**What is needed**
Reproduce the data exactly; no word may be added or dropped.

**Records provided**
·····
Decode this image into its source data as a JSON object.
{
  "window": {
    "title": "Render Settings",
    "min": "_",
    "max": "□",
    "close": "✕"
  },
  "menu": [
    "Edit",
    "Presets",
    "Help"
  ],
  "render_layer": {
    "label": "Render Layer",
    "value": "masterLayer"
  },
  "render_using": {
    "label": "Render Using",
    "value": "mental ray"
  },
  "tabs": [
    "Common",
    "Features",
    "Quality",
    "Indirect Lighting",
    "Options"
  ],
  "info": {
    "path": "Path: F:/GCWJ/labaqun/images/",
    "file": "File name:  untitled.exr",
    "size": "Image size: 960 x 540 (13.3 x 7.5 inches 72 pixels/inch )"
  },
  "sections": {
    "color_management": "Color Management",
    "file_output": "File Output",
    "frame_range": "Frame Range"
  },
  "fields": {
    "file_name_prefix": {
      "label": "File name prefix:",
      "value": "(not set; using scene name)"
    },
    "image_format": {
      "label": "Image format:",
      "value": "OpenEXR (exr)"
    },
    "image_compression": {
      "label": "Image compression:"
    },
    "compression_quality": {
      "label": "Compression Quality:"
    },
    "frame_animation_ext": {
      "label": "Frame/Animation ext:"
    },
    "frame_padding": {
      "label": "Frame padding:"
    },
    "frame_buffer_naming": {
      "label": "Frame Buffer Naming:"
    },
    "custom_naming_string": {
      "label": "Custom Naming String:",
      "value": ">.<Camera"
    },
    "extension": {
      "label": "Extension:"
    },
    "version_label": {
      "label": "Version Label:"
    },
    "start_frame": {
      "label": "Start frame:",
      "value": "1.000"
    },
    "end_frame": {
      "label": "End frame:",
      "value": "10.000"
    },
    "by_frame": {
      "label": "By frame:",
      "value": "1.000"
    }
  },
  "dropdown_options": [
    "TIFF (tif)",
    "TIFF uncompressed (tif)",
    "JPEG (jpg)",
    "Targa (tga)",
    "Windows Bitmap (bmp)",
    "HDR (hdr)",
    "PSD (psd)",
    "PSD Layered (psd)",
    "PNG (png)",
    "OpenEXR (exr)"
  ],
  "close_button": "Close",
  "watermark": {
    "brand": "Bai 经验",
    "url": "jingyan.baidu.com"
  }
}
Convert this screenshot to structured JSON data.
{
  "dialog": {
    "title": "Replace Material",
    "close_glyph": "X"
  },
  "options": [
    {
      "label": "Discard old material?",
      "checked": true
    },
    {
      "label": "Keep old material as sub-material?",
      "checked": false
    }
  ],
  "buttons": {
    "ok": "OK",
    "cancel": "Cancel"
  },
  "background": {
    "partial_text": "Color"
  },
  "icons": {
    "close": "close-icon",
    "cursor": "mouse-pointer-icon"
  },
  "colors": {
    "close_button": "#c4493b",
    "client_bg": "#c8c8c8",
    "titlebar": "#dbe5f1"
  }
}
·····
**Answer to the problem**
Decode this image into its source data as a JSON object.
{
  "window": {
    "title": "Render Settings",
    "min": "_",
    "max": "□",
    "close": "✕"
  },
  "menu": [
    "Edit",
    "Presets",
    "Help"
  ],
  "render_layer": {
    "label": "Render Layer",
    "value": "masterLayer"
  },
  "render_using": {
    "label": "Render Using",
    "value": "mental ray"
  },
  "tabs": [
    "Common",
    "Features",
    "Quality",
    "Indirect Lighting",
    "Options"
  ],
  "info": {
    "path": "Path: F:/GCWJ/labaqun/images/",
    "file": "File name:  untitled.exr",
    "size": "Image size: 960 x 540 (13.3 x 7.5 inches 72 pixels/inch )"
  },
  "sections": {
    "color_management": "Color Management",
    "file_output": "File Output",
    "frame_range": "Frame Range"
  },
  "fields": {
    "file_name_prefix": {
      "label": "File name prefix:",
      "value": "(not set; using scene name)"
    },
    "image_format": {
      "label": "Image format:",
      "value": "OpenEXR (exr)"
    },
    "image_compression": {
      "label": "Image compression:"
    },
    "compression_quality": {
      "label": "Compression Quality:"
    },
    "frame_animation_ext": {
      "label": "Frame/Animation ext:"
    },
    "frame_padding": {
      "label": "Frame padding:"
    },
    "frame_buffer_naming": {
      "label": "Frame Buffer Naming:"
    },
    "custom_naming_string": {
      "label": "Custom Naming String:",
      "value": ">.<Camera"
    },
    "extension": {
      "label": "Extension:"
    },
    "version_label": {
      "label": "Version Label:"
    },
    "start_frame": {
      "label": "Start frame:",
      "value": "1.000"
    },
    "end_frame": {
      "label": "End frame:",
      "value": "10.000"
    },
    "by_frame": {
      "label": "By frame:",
      "value": "1.000"
    }
  },
  "dropdown_options": [
    "TIFF (tif)",
    "TIFF uncompressed (tif)",
    "JPEG (jpg)",
    "Targa (tga)",
    "Windows Bitmap (bmp)",
    "HDR (hdr)",
    "PSD (psd)",
    "PSD Layered (psd)",
    "PNG (png)",
    "OpenEXR (exr)"
  ],
  "close_button": "Close",
  "watermark": {
    "brand": "Bai 经验",
    "url": "jingyan.baidu.com"
  }
}
Convert this screenshot to structured JSON data.
{
  "dialog": {
    "title": "Replace Material",
    "close_glyph": "X"
  },
  "options": [
    {
      "label": "Discard old material?",
      "checked": true
    },
    {
      "label": "Keep old material as sub-material?",
      "checked": false
    }
  ],
  "buttons": {
    "ok": "OK",
    "cancel": "Cancel"
  },
  "background": {
    "partial_text": "Color"
  },
  "icons": {
    "close": "close-icon",
    "cursor": "mouse-pointer-icon"
  },
  "colors": {
    "close_button": "#c4493b",
    "client_bg": "#c8c8c8",
    "titlebar": "#dbe5f1"
  }
}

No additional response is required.